“Section 1054 provides for a damage remedy for the party aggrieved by a violation of the section 1050 prohibition against an employer blacklisting a former employee. It is patent that the aggrieved party must be the blacklisted employee, not a union, since the latter can neither be fired nor quit.” (Service Employees Internat. Union, Local 193, AFL-CIO v. Hollywood Park, Inc. (1983) 149 Cal.App.3d 745, 765 [197 Cal.Rptr. 316].)

“Labor Code section 1050 applies only to misrepresentations made to prospective employers other than the defendant. [¶] … [T]he Legislature intended that Labor Code section 1050 would apply only to misstatements to other potential employers, not to misstatements made internally by employees of the party to be charged.” (Kelly v. General Telephone Co. (1982) 136 Cal.App.3d 278, 288–289 [186 Cal.Rptr. 184].)

A communication without malice solicited by a prospective employer from a former employer would be privileged in accordance with Civil Code section 47(c). (See O’Shea v. General Telephone Co. (1987) 193 Cal.App.3d 1040, 1047 [238 Cal.Rptr. 715].)

“We … recognize that ‘[t]he primary purpose of punitive damages is to punish the defendant and make an example of him.’ Since this purpose is the same as the treble damages authorized by Labor Code section 1054, we do not sanction a double recovery for the plaintiff. In the new trial on damages, the jury should be instructed on the subject of punitive damages based on malice or oppression. Any verdict finding compensatory damages must be trebled by the court.

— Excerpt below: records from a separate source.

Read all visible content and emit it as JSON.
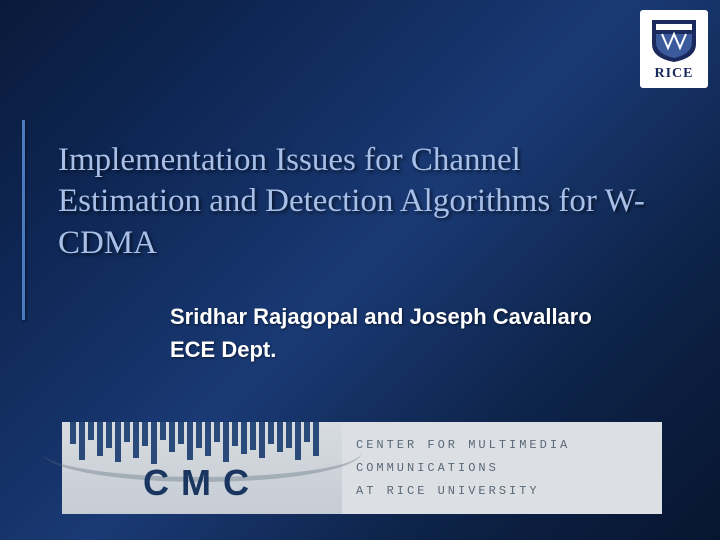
{
  "corner_logo": {
    "institution": "RICE"
  },
  "title": "Implementation Issues for  Channel Estimation and Detection Algorithms for W-CDMA",
  "authors": "Sridhar Rajagopal and Joseph Cavallaro",
  "department": "ECE Dept.",
  "footer_logo": {
    "acronym": "CMC",
    "line1": "CENTER FOR MULTIMEDIA",
    "line2": "COMMUNICATIONS",
    "line3": "AT RICE UNIVERSITY"
  }
}
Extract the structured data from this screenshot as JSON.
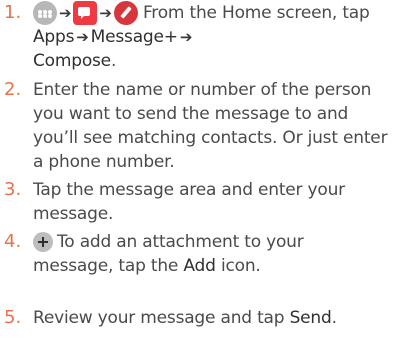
{
  "steps": [
    {
      "number": "1.",
      "text_a": "From the Home screen, tap",
      "apps": "Apps",
      "message_plus": "Message+",
      "compose": "Compose",
      "end": ".",
      "icons": [
        "apps-icon",
        "message-plus-icon",
        "compose-icon"
      ]
    },
    {
      "number": "2.",
      "text": "Enter the name or number of the person you want to send the message to and you’ll see matching contacts. Or just enter a phone number."
    },
    {
      "number": "3.",
      "text": "Tap the message area and enter your message."
    },
    {
      "number": "4.",
      "text_a": "To add an attachment to your message, tap the",
      "add": "Add",
      "text_b": "icon.",
      "icon": "add-icon"
    },
    {
      "number": "5.",
      "text_a": "Review your message and tap",
      "send": "Send",
      "end": "."
    }
  ],
  "colors": {
    "number": "#e8734a",
    "text": "#4a4a4a",
    "message_icon": "#ee3b43",
    "compose_icon": "#d8363d"
  }
}
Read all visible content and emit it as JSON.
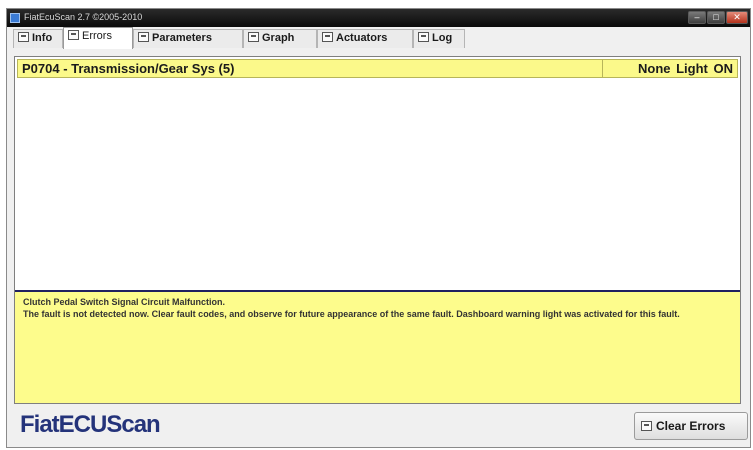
{
  "window": {
    "title": "FiatEcuScan 2.7 ©2005-2010"
  },
  "tabs": [
    {
      "label": "Info",
      "icon": "panel-icon"
    },
    {
      "label": "Errors",
      "icon": "panel-icon",
      "active": true
    },
    {
      "label": "Parameters",
      "icon": "panel-icon"
    },
    {
      "label": "Graph",
      "icon": "panel-icon"
    },
    {
      "label": "Actuators",
      "icon": "panel-icon"
    },
    {
      "label": "Log",
      "icon": "panel-icon"
    }
  ],
  "errors": [
    {
      "code_desc": "P0704 - Transmission/Gear Sys (5)",
      "status": "None  Light ON"
    }
  ],
  "description": {
    "line1": "Clutch Pedal Switch Signal Circuit Malfunction.",
    "line2": "The fault is not detected now. Clear fault codes, and observe for future appearance of the same fault. Dashboard warning light was activated for this fault."
  },
  "brand": "FiatECUScan",
  "buttons": {
    "clear_errors": "Clear Errors"
  },
  "colors": {
    "error_highlight": "#fbf98a",
    "description_bg": "#fdfc8c",
    "brand": "#24337a"
  }
}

Plaintiff may then elect to have judgment entered in an amount which reflects either the statutory trebling, or the compensatory and punitive damages.” (Marshall v. Brown (1983) 141 Cal.App.3d 408, 419 [190 Cal.Rptr. 392].)

Secondary Sources

3 Witkin, Summary of California Law (11th ed. 2017) Agency and Employment, §§ 302, 373, 374, 377, 379, 387, 416, 455, 459
Chin et al., California Practice Guide: Employment Litigation, Ch.4-D, Implied Covenant of Good Faith and Fair Dealing, ¶  4:351 (The Rutter Group)
Chin et al., California Practice Guide: Employment Litigation, Ch. 5(I)-E, Defamation, ¶¶ 5:532, 5:540 (The Rutter Group)
Chin et al., California Practice Guide: Employment Litigation, Ch. 5(I)-K, False Imprisonment, ¶¶  5:891–5:893 (The Rutter Group)
Chin et al., California Practice Guide: Employment Litigation, Ch. 16-E, Statute of Limitations, ¶  16:493 (The Rutter Group)
4 Wilcox, California Employment Law, Ch. 63, Causes of Action Related to Wrongful Termination, § 63.06[2] (Matthew Bender)
21 California Forms of Pleading and Practice, Ch. 250, Employment Law: Wage and Hour Disputes, §§ 249.22[3][a], 249.31, 249.81 (Matthew Bender)
California Civil Practice: Employment Litigation § 6:29 (Thomson Reuters)